Explore our Open Module Offerings

Read an overview of each open module via our brochure which details information including learning outcomes and reading lists.

Open Modules are modules that are taught as part of or by other programmes but are complementary and related to your own programme of study. Open Modules will provide you with a wealth of opportunities to enrich the study of your core curriculum and to develop the Trinity Graduate Attributes.


What are ‘Graduate Attributes’ and how do they relate to assessment?

Trinity College Dublin has identified specific Graduate Attributes that students are expected to demonstrate upon graduation.  They are important because they will:

  • Enhance your learning.  Working on them will help you become a better and more successful student
  • Help to prepare you for your future and lifelong learning given the changing nature of society
  • Enhance your employability as they are highly desired skills by employers.

During your time as an undergraduate in Trinity you will have the opportunity through your coursework and assessments as well as co-curricular and extra-curricular activities to develop and improve these attributes.

Study the world’s religions

Approach the study of a number of the world's religions with an academic eye. Using cultural studies and comparative techniques, you will explore theories of religion, material culture of religions, and interreligious encounters. You will study Islamic, Buddhist, Hindu, Jewish, and Christian sources, and examine the place of religion in the world today.

Explore biblical studies and religions in antiquity

Study the origins of Judaism and Christianity, and learn about history, ancient literature, and languages. Discover the diverse cultures of the ancient Mediterranean world. Use archaeology and ancient texts as windows to the religious pasts that continue to shape the civilisations of our world.

Discover theologies for today’s world
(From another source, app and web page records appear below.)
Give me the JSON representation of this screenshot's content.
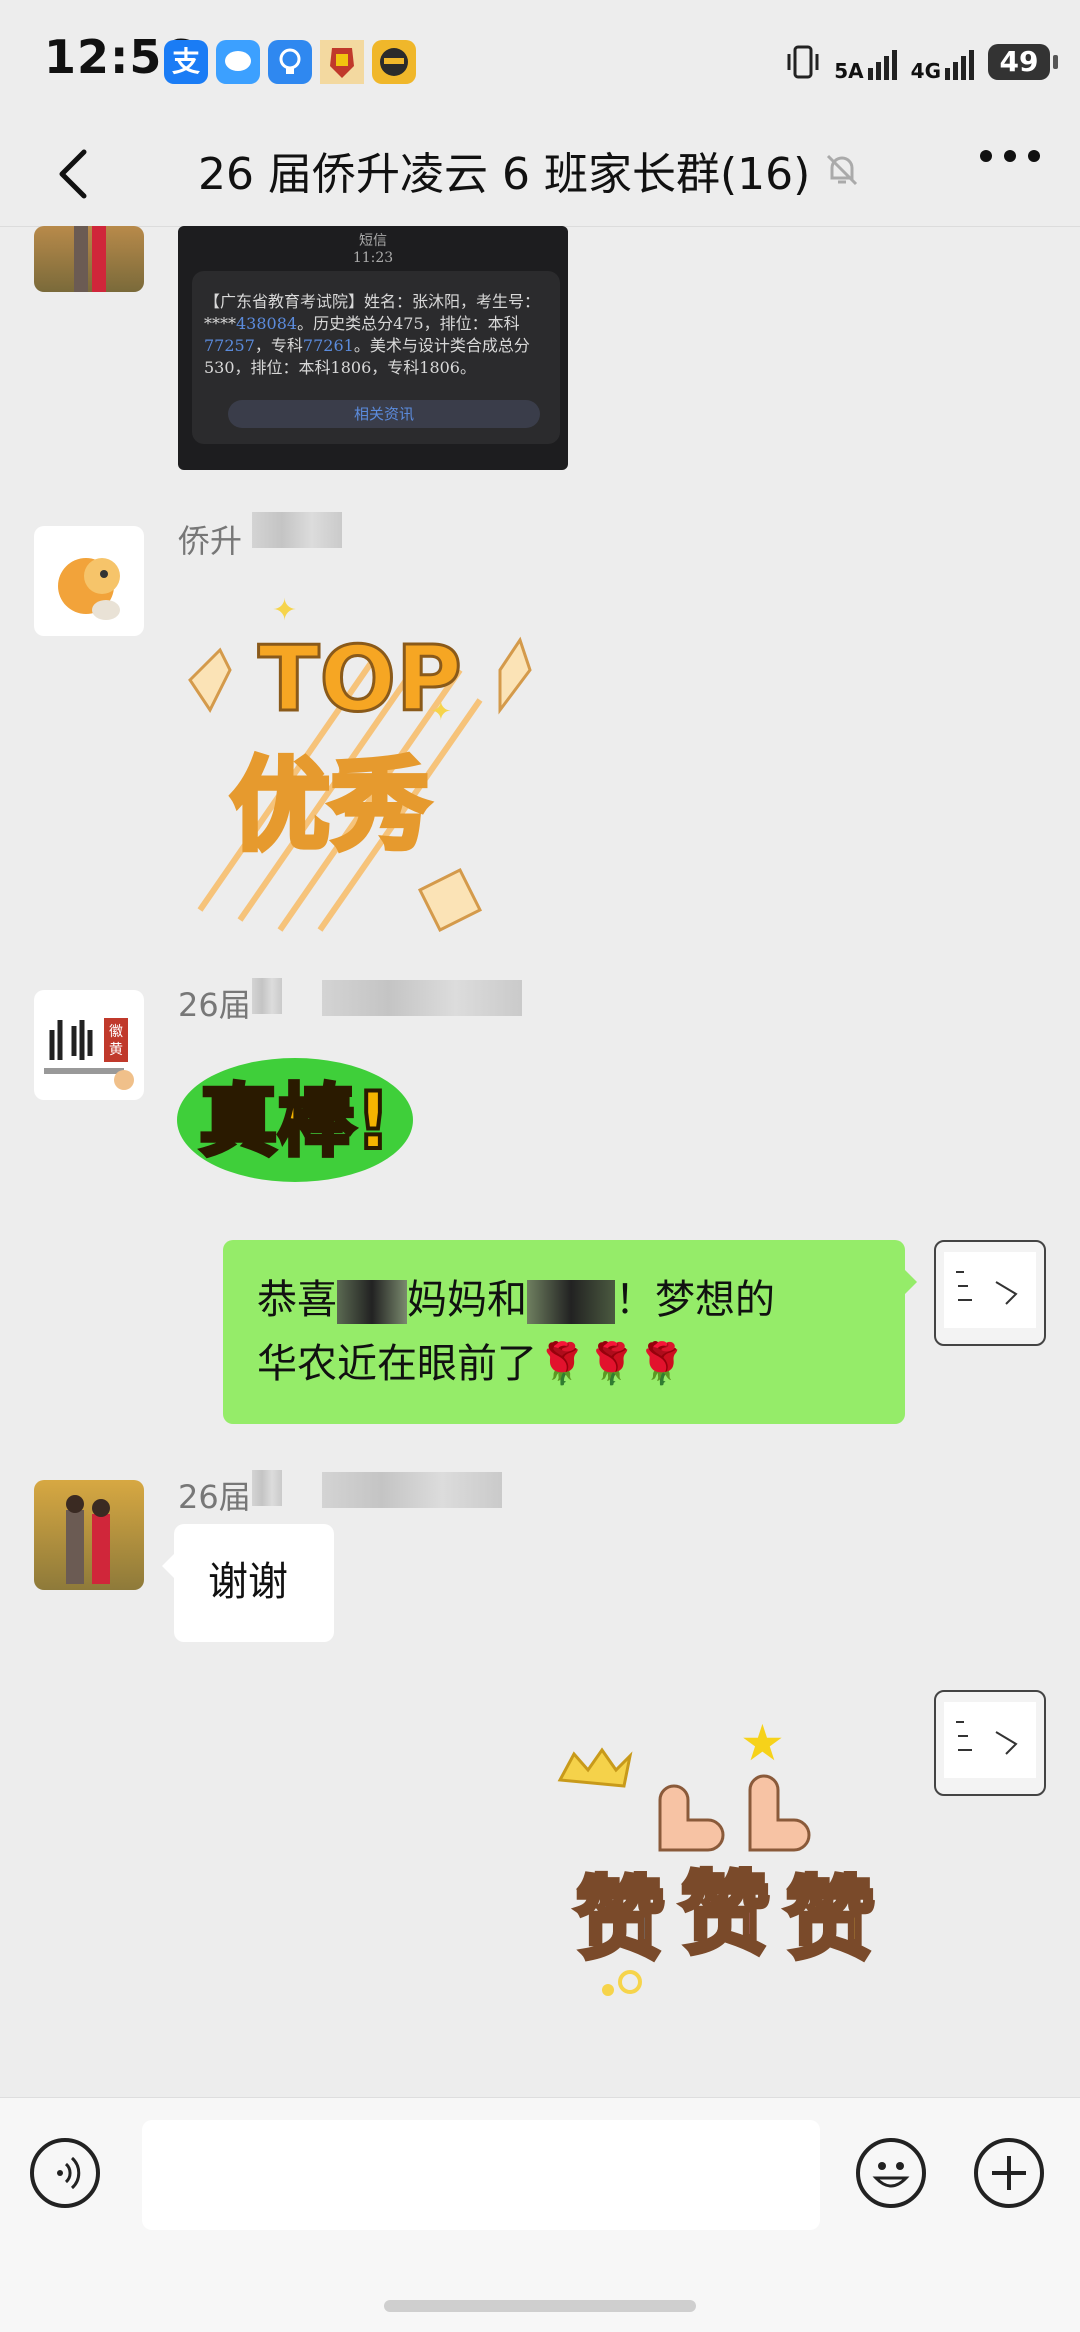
{
  "status_bar": {
    "time": "12:56",
    "net1": "5A",
    "net2": "4G",
    "battery": "49",
    "app_icons": [
      "alipay-icon",
      "message-icon",
      "bulb-icon",
      "ironman-icon",
      "mask-icon"
    ]
  },
  "header": {
    "title": "26 届侨升凌云 6 班家长群(16)",
    "back_icon": "back-arrow-icon",
    "mute_icon": "bell-muted-icon",
    "more_icon": "more-dots-icon"
  },
  "messages": {
    "sms": {
      "app": "短信",
      "time": "11:23",
      "text_prefix": "【广东省教育考试院】姓名：张沐阳，考生号：****",
      "exam_no": "438084",
      "text_mid1": "。历史类总分475，排位：本科",
      "rank1": "77257",
      "text_mid2": "，专科",
      "rank2": "77261",
      "text_end": "。美术与设计类合成总分530，排位：本科1806，专科1806。",
      "button": "相关资讯"
    },
    "msg2": {
      "sender": "侨升",
      "sticker_text": [
        "TOP",
        "优秀"
      ]
    },
    "msg3": {
      "sender": "26届",
      "sticker_text": "真棒!"
    },
    "msg4": {
      "line1_a": "恭喜",
      "line1_b": "妈妈和",
      "line1_c": "！梦想的",
      "line2": "华农近在眼前了",
      "emoji": "🌹🌹🌹"
    },
    "msg5": {
      "sender": "26届",
      "text": "谢谢"
    },
    "msg6": {
      "sticker_text": [
        "赞",
        "赞",
        "赞"
      ]
    }
  },
  "input_bar": {
    "voice_icon": "voice-icon",
    "emoji_icon": "emoji-icon",
    "plus_icon": "plus-icon",
    "input_value": ""
  }
}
Theology explores the key questions from different eras about God’s existence and agency. It relates the significance of Jesus Christ in Christianity to questions of human freedom and meaning, history and cultural expression. In a pluralistic and non-denominational context, theology asks what role faith plays in the public realm and in debates on justice, science, ecology, and inter-religious dialogue. It allows you to engage a wide range of subjects simultaneously, including philosophy, ethics, anthropology, history and the study of the Bible.

Debate the big ethical and political issues of the day

Questions of ethics and politics are major concerns for our time. How have different religious and humanist traditions understand what it means to be an ethical or moral human being through history and in our time? What does it mean to think ethically about unprecedented problems like artificial intelligence or climate change? What do religious traditions say about sex and gender, politics, war and peace, the common good and human dignity?